======== Input data

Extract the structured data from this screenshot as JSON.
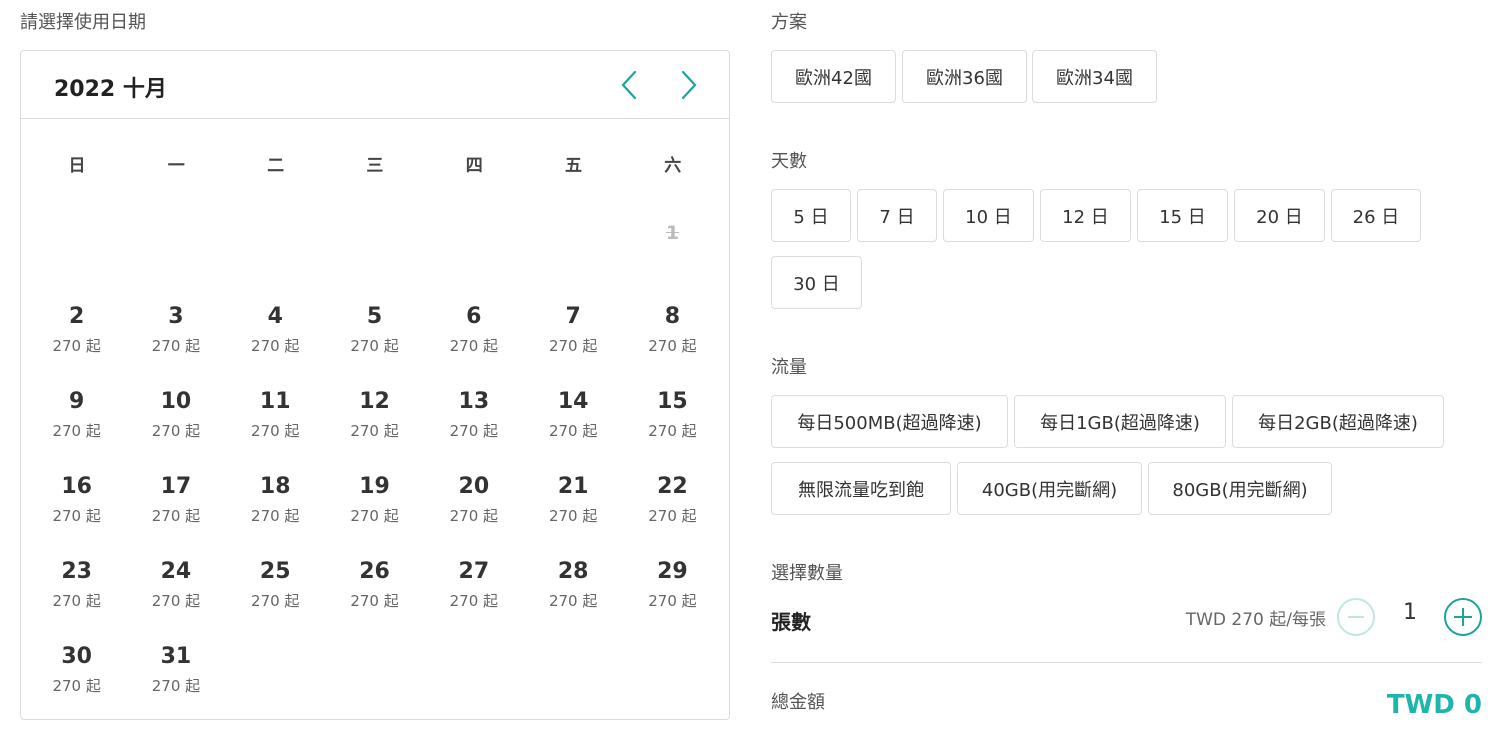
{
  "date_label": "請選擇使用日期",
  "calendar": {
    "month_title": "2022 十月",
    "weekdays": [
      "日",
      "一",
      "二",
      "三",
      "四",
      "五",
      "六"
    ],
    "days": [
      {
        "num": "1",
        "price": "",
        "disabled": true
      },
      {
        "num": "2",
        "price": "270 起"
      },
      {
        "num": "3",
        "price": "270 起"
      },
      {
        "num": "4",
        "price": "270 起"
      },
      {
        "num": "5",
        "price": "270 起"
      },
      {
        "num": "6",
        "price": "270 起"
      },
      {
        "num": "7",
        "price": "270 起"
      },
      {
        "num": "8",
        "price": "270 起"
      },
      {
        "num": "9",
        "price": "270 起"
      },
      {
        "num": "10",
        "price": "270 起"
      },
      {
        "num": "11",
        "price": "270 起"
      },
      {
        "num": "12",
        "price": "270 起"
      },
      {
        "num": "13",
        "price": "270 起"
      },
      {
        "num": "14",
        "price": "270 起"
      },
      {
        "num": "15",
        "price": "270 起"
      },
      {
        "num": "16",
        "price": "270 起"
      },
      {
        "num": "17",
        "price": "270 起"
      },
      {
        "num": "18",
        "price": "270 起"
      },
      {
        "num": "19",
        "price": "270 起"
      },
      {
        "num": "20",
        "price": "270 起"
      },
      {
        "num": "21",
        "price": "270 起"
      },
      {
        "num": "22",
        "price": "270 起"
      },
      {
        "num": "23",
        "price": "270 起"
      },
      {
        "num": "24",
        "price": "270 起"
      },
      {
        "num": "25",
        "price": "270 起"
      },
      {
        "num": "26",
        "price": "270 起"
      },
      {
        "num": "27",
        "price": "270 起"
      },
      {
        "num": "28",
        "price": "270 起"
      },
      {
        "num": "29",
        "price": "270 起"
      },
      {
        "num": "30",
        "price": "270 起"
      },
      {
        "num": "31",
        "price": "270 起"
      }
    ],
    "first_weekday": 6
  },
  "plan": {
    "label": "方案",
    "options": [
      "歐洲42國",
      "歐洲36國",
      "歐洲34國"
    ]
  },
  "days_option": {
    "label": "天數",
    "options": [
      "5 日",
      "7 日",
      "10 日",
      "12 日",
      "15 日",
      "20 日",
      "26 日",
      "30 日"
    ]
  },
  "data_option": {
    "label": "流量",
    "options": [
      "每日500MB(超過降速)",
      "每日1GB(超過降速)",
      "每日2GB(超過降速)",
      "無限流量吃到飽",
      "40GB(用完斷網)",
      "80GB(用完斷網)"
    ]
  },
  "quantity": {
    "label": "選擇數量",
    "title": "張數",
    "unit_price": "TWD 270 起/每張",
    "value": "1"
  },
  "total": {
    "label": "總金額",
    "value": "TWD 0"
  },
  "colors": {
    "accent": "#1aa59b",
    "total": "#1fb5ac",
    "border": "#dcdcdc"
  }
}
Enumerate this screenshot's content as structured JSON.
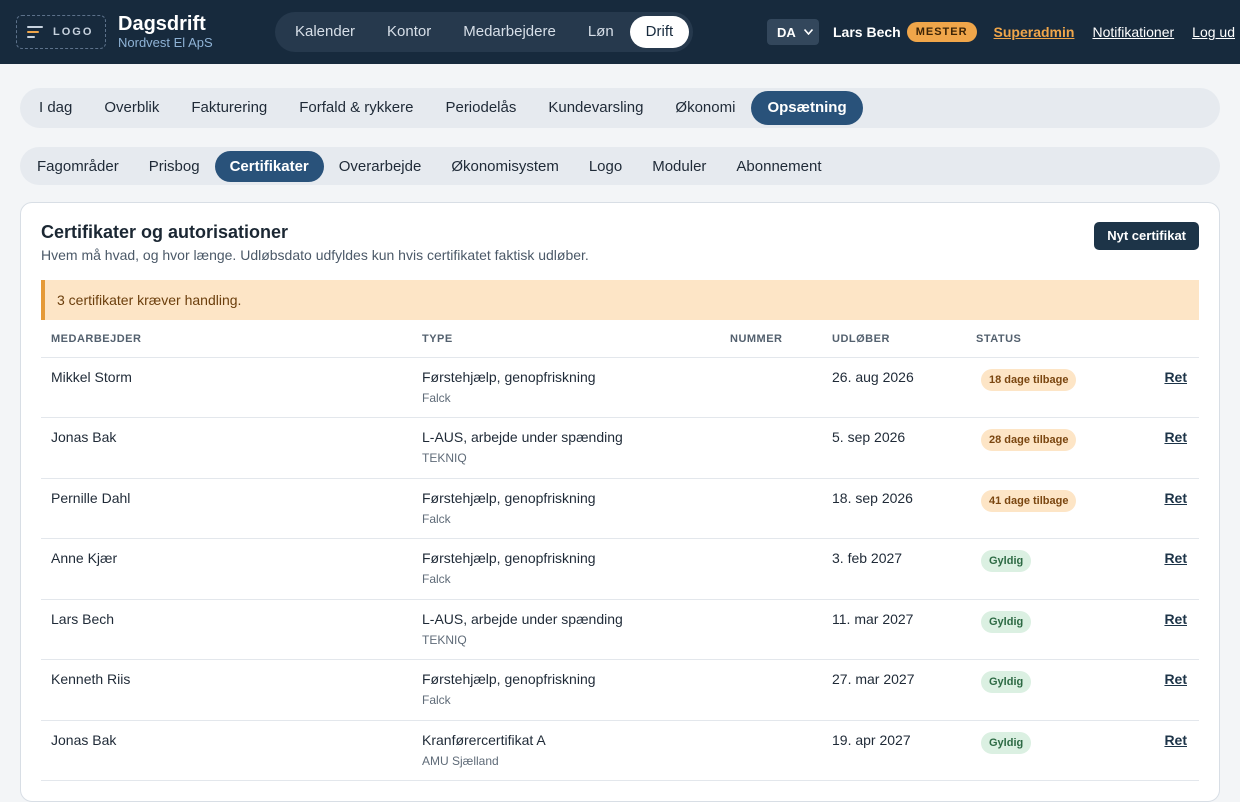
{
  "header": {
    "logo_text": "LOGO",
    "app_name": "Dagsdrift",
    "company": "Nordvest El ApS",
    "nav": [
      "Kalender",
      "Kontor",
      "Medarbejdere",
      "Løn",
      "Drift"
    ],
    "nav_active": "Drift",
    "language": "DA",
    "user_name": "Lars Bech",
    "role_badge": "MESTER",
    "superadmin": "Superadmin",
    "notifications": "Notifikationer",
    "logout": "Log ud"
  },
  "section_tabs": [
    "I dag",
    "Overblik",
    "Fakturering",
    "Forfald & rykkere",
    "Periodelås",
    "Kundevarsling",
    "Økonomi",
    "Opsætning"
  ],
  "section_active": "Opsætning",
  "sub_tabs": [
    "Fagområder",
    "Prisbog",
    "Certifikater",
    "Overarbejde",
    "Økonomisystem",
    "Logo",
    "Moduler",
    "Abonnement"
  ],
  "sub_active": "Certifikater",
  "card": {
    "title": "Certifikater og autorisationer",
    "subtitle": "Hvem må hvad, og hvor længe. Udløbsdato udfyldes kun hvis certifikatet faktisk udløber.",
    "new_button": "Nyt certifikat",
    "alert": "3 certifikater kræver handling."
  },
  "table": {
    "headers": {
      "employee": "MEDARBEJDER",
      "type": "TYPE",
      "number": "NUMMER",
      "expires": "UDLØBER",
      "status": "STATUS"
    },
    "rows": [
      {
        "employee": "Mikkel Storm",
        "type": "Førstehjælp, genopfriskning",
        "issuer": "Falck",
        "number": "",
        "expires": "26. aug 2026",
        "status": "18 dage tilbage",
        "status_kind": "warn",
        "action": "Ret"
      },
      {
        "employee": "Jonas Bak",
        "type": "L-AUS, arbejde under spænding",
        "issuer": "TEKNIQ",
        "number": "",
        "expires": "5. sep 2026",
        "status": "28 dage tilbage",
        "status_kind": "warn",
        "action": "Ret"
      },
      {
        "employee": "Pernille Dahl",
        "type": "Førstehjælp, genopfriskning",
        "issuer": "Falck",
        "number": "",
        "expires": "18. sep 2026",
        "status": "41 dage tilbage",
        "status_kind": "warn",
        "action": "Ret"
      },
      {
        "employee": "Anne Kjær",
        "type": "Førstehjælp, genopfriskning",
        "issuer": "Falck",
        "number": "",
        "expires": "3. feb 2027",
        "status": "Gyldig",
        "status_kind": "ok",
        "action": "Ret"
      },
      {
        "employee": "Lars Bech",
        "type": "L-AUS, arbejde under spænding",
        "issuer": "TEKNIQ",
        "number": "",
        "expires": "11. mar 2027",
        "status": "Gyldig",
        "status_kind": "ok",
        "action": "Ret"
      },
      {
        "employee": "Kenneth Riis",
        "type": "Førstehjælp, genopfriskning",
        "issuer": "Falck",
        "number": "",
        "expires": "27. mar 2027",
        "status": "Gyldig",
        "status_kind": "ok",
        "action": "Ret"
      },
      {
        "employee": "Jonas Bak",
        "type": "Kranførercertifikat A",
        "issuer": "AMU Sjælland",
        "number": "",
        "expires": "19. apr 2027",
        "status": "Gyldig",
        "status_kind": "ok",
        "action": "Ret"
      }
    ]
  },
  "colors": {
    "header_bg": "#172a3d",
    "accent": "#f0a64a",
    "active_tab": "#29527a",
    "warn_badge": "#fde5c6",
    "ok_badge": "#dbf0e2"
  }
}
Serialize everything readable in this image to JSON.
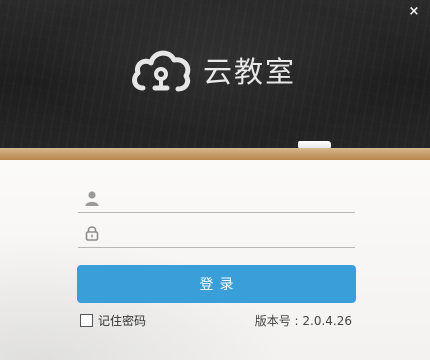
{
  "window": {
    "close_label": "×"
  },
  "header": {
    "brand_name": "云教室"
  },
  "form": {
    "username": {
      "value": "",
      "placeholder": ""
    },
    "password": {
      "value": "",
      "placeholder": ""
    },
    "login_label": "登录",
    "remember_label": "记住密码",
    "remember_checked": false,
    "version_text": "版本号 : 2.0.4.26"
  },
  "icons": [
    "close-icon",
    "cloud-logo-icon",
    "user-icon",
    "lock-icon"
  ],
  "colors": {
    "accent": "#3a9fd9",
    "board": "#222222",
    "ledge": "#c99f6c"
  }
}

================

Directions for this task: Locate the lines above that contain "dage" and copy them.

Worked solution:
        "status": "18 dage tilbage",
        "status": "28 dage tilbage",
        "status": "41 dage tilbage",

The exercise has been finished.